Jason has been holding a position in Dell Computer for the past month. It’s been doing well so far, and earnings forecasts suggest profits, in part due to sales in new markets. On the other hand, economic figures seem grim. The business news is full of stories of company cutbacks, which can easily suggest lower sales for new computers. Jason is stuck in a quandary. He’s proud of his decision to buy Dell, and he’s hoping to make a profitable trade, but he wonders, “Am I trading on the news? Am I listening to the media and ignoring other more important economic indicators? Should I sell now or hold it a little longer?”

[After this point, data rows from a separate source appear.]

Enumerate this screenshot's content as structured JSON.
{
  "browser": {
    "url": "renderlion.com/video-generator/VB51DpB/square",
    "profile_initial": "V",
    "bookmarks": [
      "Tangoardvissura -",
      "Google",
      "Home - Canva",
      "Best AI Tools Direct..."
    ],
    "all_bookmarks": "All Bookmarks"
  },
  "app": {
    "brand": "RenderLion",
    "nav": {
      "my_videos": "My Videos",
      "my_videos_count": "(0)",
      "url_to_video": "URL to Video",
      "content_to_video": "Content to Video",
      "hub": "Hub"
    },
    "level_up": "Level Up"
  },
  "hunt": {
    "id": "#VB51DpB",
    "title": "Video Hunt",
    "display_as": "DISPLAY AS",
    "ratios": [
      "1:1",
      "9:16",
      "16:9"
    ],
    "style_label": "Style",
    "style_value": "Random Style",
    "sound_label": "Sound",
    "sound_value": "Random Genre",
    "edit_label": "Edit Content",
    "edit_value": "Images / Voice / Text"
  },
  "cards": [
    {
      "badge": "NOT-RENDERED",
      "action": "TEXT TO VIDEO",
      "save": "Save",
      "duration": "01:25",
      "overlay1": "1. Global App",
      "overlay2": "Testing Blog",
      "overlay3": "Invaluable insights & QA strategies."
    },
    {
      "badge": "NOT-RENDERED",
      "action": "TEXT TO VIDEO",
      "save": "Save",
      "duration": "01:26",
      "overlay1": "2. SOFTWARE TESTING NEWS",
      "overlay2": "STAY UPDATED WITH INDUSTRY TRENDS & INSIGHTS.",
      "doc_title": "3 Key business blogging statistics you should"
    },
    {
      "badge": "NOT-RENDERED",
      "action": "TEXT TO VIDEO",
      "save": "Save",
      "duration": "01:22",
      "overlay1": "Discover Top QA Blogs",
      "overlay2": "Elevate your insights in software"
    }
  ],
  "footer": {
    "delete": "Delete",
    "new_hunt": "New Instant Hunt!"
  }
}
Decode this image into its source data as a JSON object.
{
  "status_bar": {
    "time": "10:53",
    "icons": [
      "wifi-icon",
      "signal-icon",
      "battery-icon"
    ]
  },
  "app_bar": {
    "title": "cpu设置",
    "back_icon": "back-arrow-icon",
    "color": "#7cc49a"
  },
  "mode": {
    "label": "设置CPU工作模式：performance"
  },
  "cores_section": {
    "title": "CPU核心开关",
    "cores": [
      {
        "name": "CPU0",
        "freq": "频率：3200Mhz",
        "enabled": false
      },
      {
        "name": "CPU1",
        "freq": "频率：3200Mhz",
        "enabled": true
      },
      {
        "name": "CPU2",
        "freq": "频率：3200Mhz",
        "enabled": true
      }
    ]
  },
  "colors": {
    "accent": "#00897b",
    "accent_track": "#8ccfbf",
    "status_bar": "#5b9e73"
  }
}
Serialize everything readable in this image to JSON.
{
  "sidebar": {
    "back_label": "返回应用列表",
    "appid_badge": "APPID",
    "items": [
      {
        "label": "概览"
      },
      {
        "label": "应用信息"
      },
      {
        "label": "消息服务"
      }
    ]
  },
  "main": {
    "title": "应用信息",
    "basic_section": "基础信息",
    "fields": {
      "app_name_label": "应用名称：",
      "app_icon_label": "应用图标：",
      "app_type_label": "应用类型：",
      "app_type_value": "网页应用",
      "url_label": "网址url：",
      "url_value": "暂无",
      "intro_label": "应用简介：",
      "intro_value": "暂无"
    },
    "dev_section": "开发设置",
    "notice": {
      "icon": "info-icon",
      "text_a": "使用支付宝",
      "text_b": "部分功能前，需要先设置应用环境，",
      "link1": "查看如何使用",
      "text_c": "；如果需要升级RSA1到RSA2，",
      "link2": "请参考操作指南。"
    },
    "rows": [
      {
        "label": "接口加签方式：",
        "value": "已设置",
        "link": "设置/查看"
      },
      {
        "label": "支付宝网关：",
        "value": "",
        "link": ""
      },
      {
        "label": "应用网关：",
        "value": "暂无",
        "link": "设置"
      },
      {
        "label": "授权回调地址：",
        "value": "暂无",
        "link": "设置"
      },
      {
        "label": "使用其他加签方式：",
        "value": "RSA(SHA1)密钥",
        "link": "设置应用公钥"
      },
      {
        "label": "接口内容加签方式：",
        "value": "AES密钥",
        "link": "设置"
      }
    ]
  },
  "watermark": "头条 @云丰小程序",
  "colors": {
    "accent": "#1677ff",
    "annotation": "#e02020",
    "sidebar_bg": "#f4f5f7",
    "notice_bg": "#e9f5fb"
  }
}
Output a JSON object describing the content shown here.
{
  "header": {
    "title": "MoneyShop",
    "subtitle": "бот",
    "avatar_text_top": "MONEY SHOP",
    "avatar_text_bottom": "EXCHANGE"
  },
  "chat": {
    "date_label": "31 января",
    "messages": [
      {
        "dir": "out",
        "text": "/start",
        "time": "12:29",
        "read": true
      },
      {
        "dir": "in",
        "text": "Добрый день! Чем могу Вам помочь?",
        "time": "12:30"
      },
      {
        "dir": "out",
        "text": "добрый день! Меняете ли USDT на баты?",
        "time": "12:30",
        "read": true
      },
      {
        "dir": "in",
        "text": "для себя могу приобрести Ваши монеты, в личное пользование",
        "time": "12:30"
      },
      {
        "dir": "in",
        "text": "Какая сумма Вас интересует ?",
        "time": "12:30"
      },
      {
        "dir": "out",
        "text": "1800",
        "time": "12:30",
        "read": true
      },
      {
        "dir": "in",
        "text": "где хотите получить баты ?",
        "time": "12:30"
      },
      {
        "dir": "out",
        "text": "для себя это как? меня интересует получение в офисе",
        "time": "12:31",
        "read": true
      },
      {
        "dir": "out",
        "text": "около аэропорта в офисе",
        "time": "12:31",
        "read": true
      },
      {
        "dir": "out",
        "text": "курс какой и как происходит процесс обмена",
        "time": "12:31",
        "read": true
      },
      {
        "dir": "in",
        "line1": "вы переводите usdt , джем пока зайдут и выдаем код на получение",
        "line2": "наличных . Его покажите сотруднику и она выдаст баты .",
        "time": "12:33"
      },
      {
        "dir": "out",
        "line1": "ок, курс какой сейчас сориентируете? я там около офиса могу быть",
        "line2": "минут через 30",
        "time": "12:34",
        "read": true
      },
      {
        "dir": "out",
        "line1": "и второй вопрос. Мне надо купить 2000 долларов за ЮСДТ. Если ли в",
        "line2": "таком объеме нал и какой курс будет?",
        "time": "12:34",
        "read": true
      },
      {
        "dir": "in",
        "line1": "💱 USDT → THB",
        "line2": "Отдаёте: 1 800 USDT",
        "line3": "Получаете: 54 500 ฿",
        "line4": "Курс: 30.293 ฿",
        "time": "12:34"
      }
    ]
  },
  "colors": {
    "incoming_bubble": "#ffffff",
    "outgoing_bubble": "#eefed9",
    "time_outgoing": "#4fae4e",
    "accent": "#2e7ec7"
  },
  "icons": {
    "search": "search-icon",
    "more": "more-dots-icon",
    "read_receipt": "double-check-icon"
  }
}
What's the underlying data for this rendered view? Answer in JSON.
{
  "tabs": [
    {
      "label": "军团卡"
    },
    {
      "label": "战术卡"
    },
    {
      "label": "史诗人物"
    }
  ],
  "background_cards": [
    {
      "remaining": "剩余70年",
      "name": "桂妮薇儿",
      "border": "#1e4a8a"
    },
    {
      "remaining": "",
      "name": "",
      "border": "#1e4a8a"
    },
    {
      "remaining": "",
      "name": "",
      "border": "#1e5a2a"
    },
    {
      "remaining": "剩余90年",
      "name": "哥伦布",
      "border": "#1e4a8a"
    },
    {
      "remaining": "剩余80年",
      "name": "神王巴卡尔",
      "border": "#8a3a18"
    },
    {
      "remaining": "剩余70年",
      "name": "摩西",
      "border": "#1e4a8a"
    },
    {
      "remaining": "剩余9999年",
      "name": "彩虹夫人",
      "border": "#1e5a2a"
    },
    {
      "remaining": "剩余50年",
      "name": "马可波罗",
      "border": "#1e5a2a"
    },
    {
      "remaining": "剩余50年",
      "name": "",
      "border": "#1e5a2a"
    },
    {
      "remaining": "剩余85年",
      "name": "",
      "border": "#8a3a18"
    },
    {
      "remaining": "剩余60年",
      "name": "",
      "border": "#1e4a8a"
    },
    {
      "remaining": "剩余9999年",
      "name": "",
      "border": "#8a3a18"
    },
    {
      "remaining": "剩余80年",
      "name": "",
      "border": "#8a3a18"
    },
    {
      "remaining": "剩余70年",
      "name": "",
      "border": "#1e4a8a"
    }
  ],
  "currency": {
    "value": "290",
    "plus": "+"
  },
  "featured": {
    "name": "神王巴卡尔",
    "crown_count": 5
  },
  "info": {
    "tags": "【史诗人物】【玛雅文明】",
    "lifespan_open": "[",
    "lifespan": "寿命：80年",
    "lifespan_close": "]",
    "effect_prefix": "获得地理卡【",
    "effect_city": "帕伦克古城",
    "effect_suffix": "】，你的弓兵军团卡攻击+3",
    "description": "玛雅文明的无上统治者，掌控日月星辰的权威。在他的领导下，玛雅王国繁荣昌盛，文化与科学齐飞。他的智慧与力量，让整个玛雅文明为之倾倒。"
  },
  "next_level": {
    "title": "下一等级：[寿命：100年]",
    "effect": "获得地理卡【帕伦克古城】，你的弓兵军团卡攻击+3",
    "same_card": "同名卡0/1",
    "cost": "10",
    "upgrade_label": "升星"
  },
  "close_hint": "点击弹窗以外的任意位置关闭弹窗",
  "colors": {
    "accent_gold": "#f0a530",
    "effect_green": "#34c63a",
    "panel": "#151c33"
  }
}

He wants to make a profit, but on the other hand, he doesn’t want his winning position to turn into a loser. It’s one thing to make a wrong guess upon opening a position, it’s quite another to let a winning trade turn into a loser. Inaction is a major cause of regret. Rather than face that possible regret, why not just sell now, lock in the profits and feel pride?
The interplay between regret and pride influences many investment decisions. On the one hand, people prefer to experience the pride, and bask in the glory of a winning trade, but on the other hand, “they need to let their winning trades run.” Letting a winning trade run is hard to do. It’s possible that it will turn around, and the inaction of holding the position may cause regret later.
According to behavioural economists, regret and pride are the two most pervasive and powerful emotions when it comes to investment decisions. Traders and investors seek out pride and avoid regret. Pride is experienced when we have accomplished an important goal. It results in a feeling of extreme pleasure. Regret occurs when we have made a poor decision.
According to behavioural economists, the need for pride and avoidance of regret work together to make traders and investors prematurely sell off winning positions and hold losers unnecessarily. Here’s how it works. Selling a loser forces investors to acknowledge that their trading plan was flawed. Instead of feeling pride, they feel ashamed, which is an unpleasant emotion. It’s hard to face regret from making a bad decision, so such a decision is put off.
By leaving the losses on paper, the feelings of shame and regret are avoided. On the other hand, selling a winning position allows for bragging rights. A person can feel the pride of making a big win and bask in the glory of a good trade. What’s wrong with this strategy? A study by Dr Terrance Odean shows that winning positions are likely to remain winning positions. If a trader could hold onto the winning position, then it would have made additional profits.
By selling it early, to feel a sense of pride, the investor feels good at the expense of a greater profit. In addition, since the position is usually held less than one year, capital gains taxes must be paid. Selling losing positions would be a much wiser move. Losing positions tend to lose additional funds in the future, and there are tax advantages for doing so. Do let regret and pride get the best of you. Sell your losers and keep your winners.